Okay, I’ll admit it. I love “Sex and the City” (1998–2004).
Although “Sex and the City” was at one point immensely popular, garnering a viewership of 10.6 million people, mentioning that you chuckled at Samantha’s mishap with her attempt at at-home-hair-bleaching now brands you as a simpleton and threatens your seat at the feminist table.
A show that once brought women together, with women from Oklahoma to San Francisco finding comfort in the ups and downs of the famous foursome’s lives, now divides us. We fall into two camps: those of us who denounce the show and those of us who indulge in it guiltily between viewings of films deemed more publicly acceptable.
The change in attitude towards the show and our previously beloved leading ladies is due to the current conversation surrounding diversity in television and film and the representation of women on screen.
Before I go any further with this, I would like to clarify that I am thrilled this discussion is being had, as a woman who is not only interested in making film and television, but also as an avid consumer. I am excited that we are trying our hardest to thoughtfully represent women, allowing us to be able to find characters that we relate to. But I don’t understand why “Sex and The City” should be excluded from this narrative given that it featured exclusively female leads and has amassed six seasons, two movies and a spin-off prequel show.
The complaint I hear most often about the show is about the female characters. Some say that they aren’t good role models. People complain that at times they are vapid, too self-focused, that they don’t always do the right thing. And to that I say, “Exactly!”
Throughout the show, Miranda is too harsh with Carrie, Carrie tries to push her beliefs onto Charlotte, Charlotte can be judgmental of Samantha’s choices and Samantha is pretty preoccupied with her sexual exploits. While women being open about their sexuality is not a lauded phenomenon even today, the women were highly flawed. The women of “Sex and the City” were often selfish or rash, and they didn’t always know the right thing to do to help a friend. Although sometimes the hardest decision they had to make was which shoes to wear to the event where they were going, sometimes the decision between blue heels or red flats can be the day’s biggest hurdle. Although they lived a very specific, privileged and exaggerated lifestyle, the women of “Sex and the City” were flawed because they were real, and for that I appreciate them.

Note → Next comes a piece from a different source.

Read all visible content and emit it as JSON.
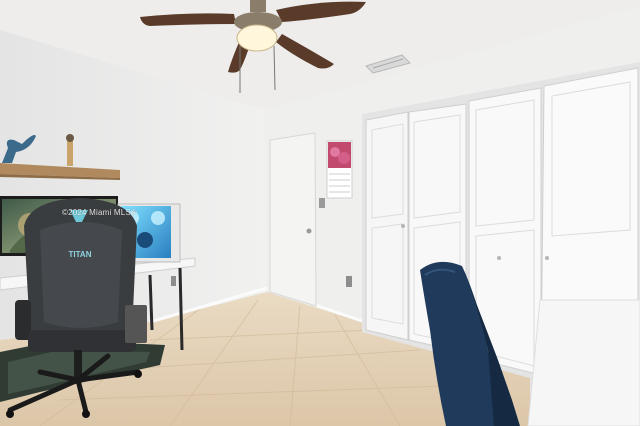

Showing women wholly on screen means not only showing all the great things women are capable of, but also showing them when they make mistakes, when they do the wrong things and when they are not sure what to do. You may not find comfort in the on-screen mishaps and escapades of New York’s most infamous fictional women, but this Miranda is happy to say she does.